It was frustrating, it really was. As I got older and bigger and stronger, then that started to show, and my dad said, "Be patient. Be patient. It will come."

J. COLEMAN: As he became stronger, his swing became more and more powerful and just quicker.

UNIDENTIFIED MALE: He has as much whip in terms of swing mechanics as any guy I`ve ever coached, and it`s just obviously because his -- that hand is so dominant now.


D. COLEMAN: After hitting one home run, I was really disappointed he couldn`t see it. I was determined to show him something.

J. COLEMAN: I`m standing right behind the dugout, right behind the backstop, and all of a sudden, he hits the shot, and I`m thinking, oh, my goodness, that has a shot. And the ball goes out -- I felt like I was dreaming.

D. COLEMAN: (Inaudible) my dad raised me from a small kid and told me I could do anything I put my mind to, to finally see it, I knew it must have been emotional for him, probably even more emotional than it was for me.

J. COLEMAN: It was like all the culmination of everything we`ve gone through, all the hitting we took, all the baseball playing we played when he was little. I`ve been very proud, just proud.

D. COLEMAN: I`m just so thankful that God`s given me the opportunity to play and just for everything he`s given me.


AZUZ: Back in April, we reported on Eric Dompierre. He`s a high school junior who`s on his school`s football and basketball teams, but Eric wasn`t going to be able to play his senior year.


AZUZ (voice-over): That`s because he`s 19 years old. A rule says that`s too old to play high school sports.

Eric was held back in elementary school because he has Down syndrome, a genetic disorder. His school district asked if there could be an exception to the age rule for Eric, and yesterday, the state athletic association said yes. Some technical things have to happen to make it official, but it looks like Eric Dompierre will be on the team for his senior year.


AZUZ: And finally today, we`re remaking a classic animated movie.


AZUZ (voice-over): It`s "Lady and the Tramp-oline." The dog`s never going to be able to jump as high as the woman, but that didn`t stop him from trying. They`re even timing their jumps together for a second. It doesn`t last long. Seems kind of cruel not to let the dog jump onto the trampoline, too. The canine doesn`t seem to mind, though. It`s possible that it --


AZUZ: -- just can`t "tail" the difference, though we wouldn`t want to leap to any conclusions.

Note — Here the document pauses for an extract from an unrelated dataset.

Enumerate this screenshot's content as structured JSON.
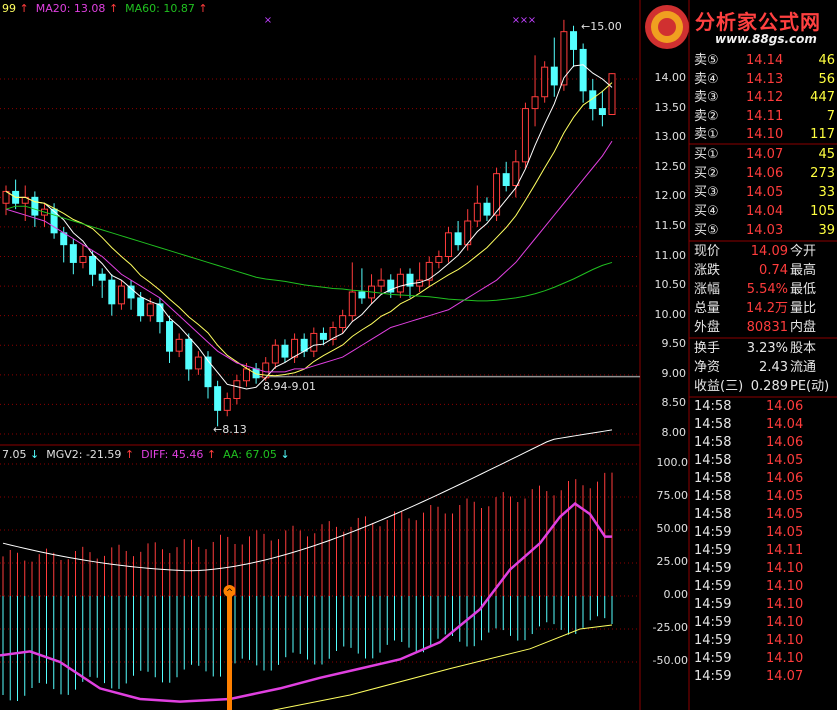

It`s time for us to bounce. Before we do, a quick congratulations to this week`s social media winners, Mike Moses (ph) Middle School in Texas. I`m Carl Azuz. Have a great summer if this is your last day; a great weekend otherwise. We`ll see you next week.